**WORK REQUIRED**
Nothing in the entries below may be altered; print them as they stand.

**DATA FOR THE TASK**
== Segment start ==

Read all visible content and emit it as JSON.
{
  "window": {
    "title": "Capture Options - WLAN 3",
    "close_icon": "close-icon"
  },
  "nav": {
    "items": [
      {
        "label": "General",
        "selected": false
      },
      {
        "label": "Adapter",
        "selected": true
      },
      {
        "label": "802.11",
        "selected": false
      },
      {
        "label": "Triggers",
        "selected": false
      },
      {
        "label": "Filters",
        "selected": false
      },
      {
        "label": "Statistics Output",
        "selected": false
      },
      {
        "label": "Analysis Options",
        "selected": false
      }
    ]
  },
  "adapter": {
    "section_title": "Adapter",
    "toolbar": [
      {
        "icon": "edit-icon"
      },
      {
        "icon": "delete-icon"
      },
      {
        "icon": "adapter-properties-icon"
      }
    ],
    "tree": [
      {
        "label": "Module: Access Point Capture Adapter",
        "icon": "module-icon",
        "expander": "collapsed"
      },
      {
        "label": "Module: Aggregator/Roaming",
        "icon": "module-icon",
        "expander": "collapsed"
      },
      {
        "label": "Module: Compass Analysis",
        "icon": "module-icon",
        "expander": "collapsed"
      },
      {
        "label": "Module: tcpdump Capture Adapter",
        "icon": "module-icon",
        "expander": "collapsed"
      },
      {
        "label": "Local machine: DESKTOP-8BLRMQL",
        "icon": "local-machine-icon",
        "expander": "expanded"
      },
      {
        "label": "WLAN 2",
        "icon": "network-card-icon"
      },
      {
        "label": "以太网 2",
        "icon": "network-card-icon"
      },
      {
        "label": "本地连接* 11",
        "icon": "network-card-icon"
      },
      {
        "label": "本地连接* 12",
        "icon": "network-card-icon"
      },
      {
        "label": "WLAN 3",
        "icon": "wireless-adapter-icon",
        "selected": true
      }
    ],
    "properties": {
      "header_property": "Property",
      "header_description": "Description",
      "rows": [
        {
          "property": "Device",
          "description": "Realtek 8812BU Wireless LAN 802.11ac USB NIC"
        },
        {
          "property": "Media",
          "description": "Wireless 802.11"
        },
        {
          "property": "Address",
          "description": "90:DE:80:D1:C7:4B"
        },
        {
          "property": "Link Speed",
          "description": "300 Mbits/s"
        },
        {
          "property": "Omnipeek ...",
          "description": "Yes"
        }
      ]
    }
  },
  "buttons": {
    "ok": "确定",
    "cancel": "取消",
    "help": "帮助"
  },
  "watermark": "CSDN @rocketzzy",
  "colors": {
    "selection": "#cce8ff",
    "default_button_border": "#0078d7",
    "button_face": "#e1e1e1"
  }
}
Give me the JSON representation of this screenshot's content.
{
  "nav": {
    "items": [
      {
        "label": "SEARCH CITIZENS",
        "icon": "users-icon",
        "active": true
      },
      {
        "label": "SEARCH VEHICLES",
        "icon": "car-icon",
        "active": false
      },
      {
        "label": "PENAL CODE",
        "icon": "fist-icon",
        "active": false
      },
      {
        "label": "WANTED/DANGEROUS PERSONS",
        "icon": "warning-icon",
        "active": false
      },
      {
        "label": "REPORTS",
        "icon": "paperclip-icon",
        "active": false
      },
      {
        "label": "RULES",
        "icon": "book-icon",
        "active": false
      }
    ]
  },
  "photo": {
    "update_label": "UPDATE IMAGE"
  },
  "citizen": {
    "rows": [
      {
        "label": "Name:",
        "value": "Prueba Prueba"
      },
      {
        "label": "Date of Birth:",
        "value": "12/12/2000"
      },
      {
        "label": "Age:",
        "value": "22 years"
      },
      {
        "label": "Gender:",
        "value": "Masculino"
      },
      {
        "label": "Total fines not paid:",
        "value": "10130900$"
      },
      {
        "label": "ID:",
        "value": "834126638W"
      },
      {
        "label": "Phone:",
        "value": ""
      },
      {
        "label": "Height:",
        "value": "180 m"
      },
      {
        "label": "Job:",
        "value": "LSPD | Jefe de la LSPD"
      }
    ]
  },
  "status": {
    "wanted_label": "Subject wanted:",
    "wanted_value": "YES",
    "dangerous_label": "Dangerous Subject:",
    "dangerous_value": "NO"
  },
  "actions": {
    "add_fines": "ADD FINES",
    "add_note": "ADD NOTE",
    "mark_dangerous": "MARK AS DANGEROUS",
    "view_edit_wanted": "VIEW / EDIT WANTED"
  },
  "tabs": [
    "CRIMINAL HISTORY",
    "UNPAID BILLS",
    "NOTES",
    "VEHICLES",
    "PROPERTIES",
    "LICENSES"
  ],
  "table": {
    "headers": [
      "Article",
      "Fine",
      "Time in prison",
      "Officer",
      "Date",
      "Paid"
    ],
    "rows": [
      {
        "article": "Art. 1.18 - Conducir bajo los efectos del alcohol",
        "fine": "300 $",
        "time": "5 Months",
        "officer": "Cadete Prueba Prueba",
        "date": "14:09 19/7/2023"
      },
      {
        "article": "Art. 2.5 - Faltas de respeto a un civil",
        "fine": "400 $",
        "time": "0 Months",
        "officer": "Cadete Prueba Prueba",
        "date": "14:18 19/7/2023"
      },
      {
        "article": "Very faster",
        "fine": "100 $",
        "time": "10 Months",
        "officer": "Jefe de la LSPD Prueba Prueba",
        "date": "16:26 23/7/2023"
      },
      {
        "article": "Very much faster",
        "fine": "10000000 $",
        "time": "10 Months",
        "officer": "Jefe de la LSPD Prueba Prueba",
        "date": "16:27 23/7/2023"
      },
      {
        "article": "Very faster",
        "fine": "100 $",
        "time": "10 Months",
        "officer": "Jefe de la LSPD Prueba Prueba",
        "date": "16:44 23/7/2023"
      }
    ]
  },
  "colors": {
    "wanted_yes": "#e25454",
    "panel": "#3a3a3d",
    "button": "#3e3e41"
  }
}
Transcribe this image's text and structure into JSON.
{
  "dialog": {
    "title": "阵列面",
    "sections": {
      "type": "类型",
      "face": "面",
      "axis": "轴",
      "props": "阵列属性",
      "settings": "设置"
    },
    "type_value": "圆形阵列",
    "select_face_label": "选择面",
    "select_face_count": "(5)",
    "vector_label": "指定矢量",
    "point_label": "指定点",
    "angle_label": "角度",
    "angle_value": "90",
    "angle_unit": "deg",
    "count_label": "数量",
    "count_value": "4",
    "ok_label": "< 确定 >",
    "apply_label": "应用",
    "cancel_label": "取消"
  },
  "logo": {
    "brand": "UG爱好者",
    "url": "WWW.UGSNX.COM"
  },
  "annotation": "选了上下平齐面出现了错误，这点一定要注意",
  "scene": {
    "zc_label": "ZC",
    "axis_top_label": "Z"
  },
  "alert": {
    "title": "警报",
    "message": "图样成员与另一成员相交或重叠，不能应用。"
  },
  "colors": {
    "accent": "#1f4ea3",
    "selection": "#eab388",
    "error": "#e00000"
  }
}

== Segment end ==

**EXPECTED OUTPUT**
Read all visible content and emit it as JSON.
{
  "window": {
    "title": "Capture Options - WLAN 3",
    "close_icon": "close-icon"
  },
  "nav": {
    "items": [
      {
        "label": "General",
        "selected": false
      },
      {
        "label": "Adapter",
        "selected": true
      },
      {
        "label": "802.11",
        "selected": false
      },
      {
        "label": "Triggers",
        "selected": false
      },
      {
        "label": "Filters",
        "selected": false
      },
      {
        "label": "Statistics Output",
        "selected": false
      },
      {
        "label": "Analysis Options",
        "selected": false
      }
    ]
  },
  "adapter": {
    "section_title": "Adapter",
    "toolbar": [
      {
        "icon": "edit-icon"
      },
      {
        "icon": "delete-icon"
      },
      {
        "icon": "adapter-properties-icon"
      }
    ],
    "tree": [
      {
        "label": "Module: Access Point Capture Adapter",
        "icon": "module-icon",
        "expander": "collapsed"
      },
      {
        "label": "Module: Aggregator/Roaming",
        "icon": "module-icon",
        "expander": "collapsed"
      },
      {
        "label": "Module: Compass Analysis",
        "icon": "module-icon",
        "expander": "collapsed"
      },
      {
        "label": "Module: tcpdump Capture Adapter",
        "icon": "module-icon",
        "expander": "collapsed"
      },
      {
        "label": "Local machine: DESKTOP-8BLRMQL",
        "icon": "local-machine-icon",
        "expander": "expanded"
      },
      {
        "label": "WLAN 2",
        "icon": "network-card-icon"
      },
      {
        "label": "以太网 2",
        "icon": "network-card-icon"
      },
      {
        "label": "本地连接* 11",
        "icon": "network-card-icon"
      },
      {
        "label": "本地连接* 12",
        "icon": "network-card-icon"
      },
      {
        "label": "WLAN 3",
        "icon": "wireless-adapter-icon",
        "selected": true
      }
    ],
    "properties": {
      "header_property": "Property",
      "header_description": "Description",
      "rows": [
        {
          "property": "Device",
          "description": "Realtek 8812BU Wireless LAN 802.11ac USB NIC"
        },
        {
          "property": "Media",
          "description": "Wireless 802.11"
        },
        {
          "property": "Address",
          "description": "90:DE:80:D1:C7:4B"
        },
        {
          "property": "Link Speed",
          "description": "300 Mbits/s"
        },
        {
          "property": "Omnipeek ...",
          "description": "Yes"
        }
      ]
    }
  },
  "buttons": {
    "ok": "确定",
    "cancel": "取消",
    "help": "帮助"
  },
  "watermark": "CSDN @rocketzzy",
  "colors": {
    "selection": "#cce8ff",
    "default_button_border": "#0078d7",
    "button_face": "#e1e1e1"
  }
}
Give me the JSON representation of this screenshot's content.
{
  "nav": {
    "items": [
      {
        "label": "SEARCH CITIZENS",
        "icon": "users-icon",
        "active": true
      },
      {
        "label": "SEARCH VEHICLES",
        "icon": "car-icon",
        "active": false
      },
      {
        "label": "PENAL CODE",
        "icon": "fist-icon",
        "active": false
      },
      {
        "label": "WANTED/DANGEROUS PERSONS",
        "icon": "warning-icon",
        "active": false
      },
      {
        "label": "REPORTS",
        "icon": "paperclip-icon",
        "active": false
      },
      {
        "label": "RULES",
        "icon": "book-icon",
        "active": false
      }
    ]
  },
  "photo": {
    "update_label": "UPDATE IMAGE"
  },
  "citizen": {
    "rows": [
      {
        "label": "Name:",
        "value": "Prueba Prueba"
      },
      {
        "label": "Date of Birth:",
        "value": "12/12/2000"
      },
      {
        "label": "Age:",
        "value": "22 years"
      },
      {
        "label": "Gender:",
        "value": "Masculino"
      },
      {
        "label": "Total fines not paid:",
        "value": "10130900$"
      },
      {
        "label": "ID:",
        "value": "834126638W"
      },
      {
        "label": "Phone:",
        "value": ""
      },
      {
        "label": "Height:",
        "value": "180 m"
      },
      {
        "label": "Job:",
        "value": "LSPD | Jefe de la LSPD"
      }
    ]
  },
  "status": {
    "wanted_label": "Subject wanted:",
    "wanted_value": "YES",
    "dangerous_label": "Dangerous Subject:",
    "dangerous_value": "NO"
  },
  "actions": {
    "add_fines": "ADD FINES",
    "add_note": "ADD NOTE",
    "mark_dangerous": "MARK AS DANGEROUS",
    "view_edit_wanted": "VIEW / EDIT WANTED"
  },
  "tabs": [
    "CRIMINAL HISTORY",
    "UNPAID BILLS",
    "NOTES",
    "VEHICLES",
    "PROPERTIES",
    "LICENSES"
  ],
  "table": {
    "headers": [
      "Article",
      "Fine",
      "Time in prison",
      "Officer",
      "Date",
      "Paid"
    ],
    "rows": [
      {
        "article": "Art. 1.18 - Conducir bajo los efectos del alcohol",
        "fine": "300 $",
        "time": "5 Months",
        "officer": "Cadete Prueba Prueba",
        "date": "14:09 19/7/2023"
      },
      {
        "article": "Art. 2.5 - Faltas de respeto a un civil",
        "fine": "400 $",
        "time": "0 Months",
        "officer": "Cadete Prueba Prueba",
        "date": "14:18 19/7/2023"
      },
      {
        "article": "Very faster",
        "fine": "100 $",
        "time": "10 Months",
        "officer": "Jefe de la LSPD Prueba Prueba",
        "date": "16:26 23/7/2023"
      },
      {
        "article": "Very much faster",
        "fine": "10000000 $",
        "time": "10 Months",
        "officer": "Jefe de la LSPD Prueba Prueba",
        "date": "16:27 23/7/2023"
      },
      {
        "article": "Very faster",
        "fine": "100 $",
        "time": "10 Months",
        "officer": "Jefe de la LSPD Prueba Prueba",
        "date": "16:44 23/7/2023"
      }
    ]
  },
  "colors": {
    "wanted_yes": "#e25454",
    "panel": "#3a3a3d",
    "button": "#3e3e41"
  }
}
Transcribe this image's text and structure into JSON.
{
  "dialog": {
    "title": "阵列面",
    "sections": {
      "type": "类型",
      "face": "面",
      "axis": "轴",
      "props": "阵列属性",
      "settings": "设置"
    },
    "type_value": "圆形阵列",
    "select_face_label": "选择面",
    "select_face_count": "(5)",
    "vector_label": "指定矢量",
    "point_label": "指定点",
    "angle_label": "角度",
    "angle_value": "90",
    "angle_unit": "deg",
    "count_label": "数量",
    "count_value": "4",
    "ok_label": "< 确定 >",
    "apply_label": "应用",
    "cancel_label": "取消"
  },
  "logo": {
    "brand": "UG爱好者",
    "url": "WWW.UGSNX.COM"
  },
  "annotation": "选了上下平齐面出现了错误，这点一定要注意",
  "scene": {
    "zc_label": "ZC",
    "axis_top_label": "Z"
  },
  "alert": {
    "title": "警报",
    "message": "图样成员与另一成员相交或重叠，不能应用。"
  },
  "colors": {
    "accent": "#1f4ea3",
    "selection": "#eab388",
    "error": "#e00000"
  }
}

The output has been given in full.